Does it hurt

Having your tonsils removed can be very painful. The pain is similar to an attack of tonsillitis, and normally worsens during day 3-4 after the operation before it improves gradually over the next 10 days. The newer coblation method does have a better pain outcome, with patients feeling back to their normal self within a week.

After the operation

Normally you will be observed on the ward over a period of 4 to 6 hours. You should be able to eat and drink as when comfortable to do so. Painkillers will be given on discharge, and you should take them regularly in the first week.

How long do I have to be off work

It is advisable to have a period of convalescence of 2 weeks (1 week if coblation method) after the operation. Physical exercise or strenuous activities should be refrained. Likewise social gatherings and activities should be kept to a minimum to reduce the risk of acquiring infection.

Possible complications

The main complication for tonsillectomy is post-operative haemorrhage.
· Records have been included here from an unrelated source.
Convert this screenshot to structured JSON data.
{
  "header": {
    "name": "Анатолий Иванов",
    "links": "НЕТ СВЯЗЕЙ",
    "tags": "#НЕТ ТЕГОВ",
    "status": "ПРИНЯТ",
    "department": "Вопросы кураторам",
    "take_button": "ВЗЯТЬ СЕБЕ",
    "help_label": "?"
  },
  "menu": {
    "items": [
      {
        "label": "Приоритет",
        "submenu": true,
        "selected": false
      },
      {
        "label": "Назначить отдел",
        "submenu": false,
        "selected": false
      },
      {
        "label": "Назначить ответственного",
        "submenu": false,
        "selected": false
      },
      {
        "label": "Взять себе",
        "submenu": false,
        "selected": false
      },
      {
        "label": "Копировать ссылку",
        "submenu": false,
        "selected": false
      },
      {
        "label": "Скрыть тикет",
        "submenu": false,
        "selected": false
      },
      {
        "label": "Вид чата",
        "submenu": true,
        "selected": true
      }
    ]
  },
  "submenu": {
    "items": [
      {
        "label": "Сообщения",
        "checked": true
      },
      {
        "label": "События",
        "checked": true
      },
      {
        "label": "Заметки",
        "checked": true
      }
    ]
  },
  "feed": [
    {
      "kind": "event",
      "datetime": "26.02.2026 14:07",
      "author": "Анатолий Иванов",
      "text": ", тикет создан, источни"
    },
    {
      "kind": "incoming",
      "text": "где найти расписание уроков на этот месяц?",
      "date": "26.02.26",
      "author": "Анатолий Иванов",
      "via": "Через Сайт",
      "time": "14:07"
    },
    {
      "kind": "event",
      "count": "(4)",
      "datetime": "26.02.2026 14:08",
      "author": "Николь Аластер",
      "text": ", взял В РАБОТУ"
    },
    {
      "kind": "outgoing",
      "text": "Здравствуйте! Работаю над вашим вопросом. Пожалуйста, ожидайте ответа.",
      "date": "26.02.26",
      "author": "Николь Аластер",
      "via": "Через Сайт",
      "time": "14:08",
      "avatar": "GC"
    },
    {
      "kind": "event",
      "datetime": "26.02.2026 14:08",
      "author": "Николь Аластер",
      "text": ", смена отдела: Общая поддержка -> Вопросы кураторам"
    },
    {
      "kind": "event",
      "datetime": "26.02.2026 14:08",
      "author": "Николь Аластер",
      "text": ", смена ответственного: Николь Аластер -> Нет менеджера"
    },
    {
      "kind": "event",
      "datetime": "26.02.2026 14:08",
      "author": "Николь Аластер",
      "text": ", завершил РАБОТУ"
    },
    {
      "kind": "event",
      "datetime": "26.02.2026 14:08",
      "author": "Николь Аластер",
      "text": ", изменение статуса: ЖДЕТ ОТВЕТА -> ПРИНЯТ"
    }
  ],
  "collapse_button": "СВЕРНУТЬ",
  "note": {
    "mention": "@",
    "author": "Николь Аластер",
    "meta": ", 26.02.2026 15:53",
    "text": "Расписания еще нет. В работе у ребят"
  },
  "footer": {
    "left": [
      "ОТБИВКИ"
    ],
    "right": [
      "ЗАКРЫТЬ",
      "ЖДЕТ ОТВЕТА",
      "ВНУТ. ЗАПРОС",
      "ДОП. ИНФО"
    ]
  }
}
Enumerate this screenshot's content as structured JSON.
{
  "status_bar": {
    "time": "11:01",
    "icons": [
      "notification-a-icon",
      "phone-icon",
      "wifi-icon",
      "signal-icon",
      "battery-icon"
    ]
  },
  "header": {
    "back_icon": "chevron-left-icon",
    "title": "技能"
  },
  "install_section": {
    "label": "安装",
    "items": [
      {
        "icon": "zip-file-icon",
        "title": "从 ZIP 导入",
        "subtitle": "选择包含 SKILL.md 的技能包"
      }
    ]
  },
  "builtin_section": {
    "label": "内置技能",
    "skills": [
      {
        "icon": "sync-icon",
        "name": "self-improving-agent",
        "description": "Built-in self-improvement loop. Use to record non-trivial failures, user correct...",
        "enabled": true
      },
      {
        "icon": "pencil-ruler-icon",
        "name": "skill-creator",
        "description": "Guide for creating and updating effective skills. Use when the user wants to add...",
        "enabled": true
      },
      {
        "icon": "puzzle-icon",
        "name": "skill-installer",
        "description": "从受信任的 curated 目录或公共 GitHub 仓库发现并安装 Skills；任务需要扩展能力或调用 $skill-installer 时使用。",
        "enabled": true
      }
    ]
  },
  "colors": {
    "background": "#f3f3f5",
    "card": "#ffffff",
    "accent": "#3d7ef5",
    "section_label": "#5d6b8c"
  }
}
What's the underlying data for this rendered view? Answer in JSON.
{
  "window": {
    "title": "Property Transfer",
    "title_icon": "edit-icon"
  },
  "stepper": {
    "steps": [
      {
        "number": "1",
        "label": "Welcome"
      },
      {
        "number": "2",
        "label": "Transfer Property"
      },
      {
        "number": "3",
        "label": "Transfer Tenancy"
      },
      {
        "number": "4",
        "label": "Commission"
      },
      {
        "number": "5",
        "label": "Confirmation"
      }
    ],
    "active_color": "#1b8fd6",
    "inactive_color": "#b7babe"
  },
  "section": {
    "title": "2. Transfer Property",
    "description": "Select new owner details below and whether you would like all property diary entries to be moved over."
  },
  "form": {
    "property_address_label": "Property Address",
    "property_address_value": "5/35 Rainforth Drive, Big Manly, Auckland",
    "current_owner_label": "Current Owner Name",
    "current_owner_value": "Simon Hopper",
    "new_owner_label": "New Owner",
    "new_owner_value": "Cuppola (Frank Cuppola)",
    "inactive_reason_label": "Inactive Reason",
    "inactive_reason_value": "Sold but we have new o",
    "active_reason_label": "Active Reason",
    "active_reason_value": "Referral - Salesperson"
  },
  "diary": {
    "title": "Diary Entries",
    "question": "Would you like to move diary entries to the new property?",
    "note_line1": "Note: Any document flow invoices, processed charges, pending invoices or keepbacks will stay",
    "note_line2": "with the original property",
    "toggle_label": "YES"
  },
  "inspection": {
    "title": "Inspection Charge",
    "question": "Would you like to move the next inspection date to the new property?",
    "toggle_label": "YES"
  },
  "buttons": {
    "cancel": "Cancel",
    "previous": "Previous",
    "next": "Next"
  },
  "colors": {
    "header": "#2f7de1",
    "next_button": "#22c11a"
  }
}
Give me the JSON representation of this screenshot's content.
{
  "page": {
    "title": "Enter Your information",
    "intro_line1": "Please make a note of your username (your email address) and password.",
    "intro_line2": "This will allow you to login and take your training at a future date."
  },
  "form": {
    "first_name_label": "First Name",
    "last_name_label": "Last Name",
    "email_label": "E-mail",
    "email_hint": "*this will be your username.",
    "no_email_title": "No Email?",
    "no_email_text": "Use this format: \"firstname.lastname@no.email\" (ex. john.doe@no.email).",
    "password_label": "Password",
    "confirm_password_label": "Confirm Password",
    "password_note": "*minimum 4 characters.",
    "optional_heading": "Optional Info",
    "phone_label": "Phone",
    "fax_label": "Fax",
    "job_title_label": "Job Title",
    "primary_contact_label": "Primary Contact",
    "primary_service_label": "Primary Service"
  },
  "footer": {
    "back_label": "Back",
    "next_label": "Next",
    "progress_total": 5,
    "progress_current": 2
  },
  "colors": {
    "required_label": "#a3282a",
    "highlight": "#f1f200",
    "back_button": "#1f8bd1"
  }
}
This normally happens to 2-3% of patient if performed using the traditional method, and slightly lower with the coblation method. Other possible complications include infection, minor lip and dental injury (bruising or cutting to lip or gum area). Very uncommonly there could be taste disturbance. With the intracapsular method, there could also be some regrowth of tonsil tissue requiring a second operation. This risk is less than 1%.

Is there any alternative treatment

For tonsillitis, the only alternative treatment is antibiotics during the infective episode. For other reasons requiring tonsillectomy, there are no real alternative to taking the tonsils away.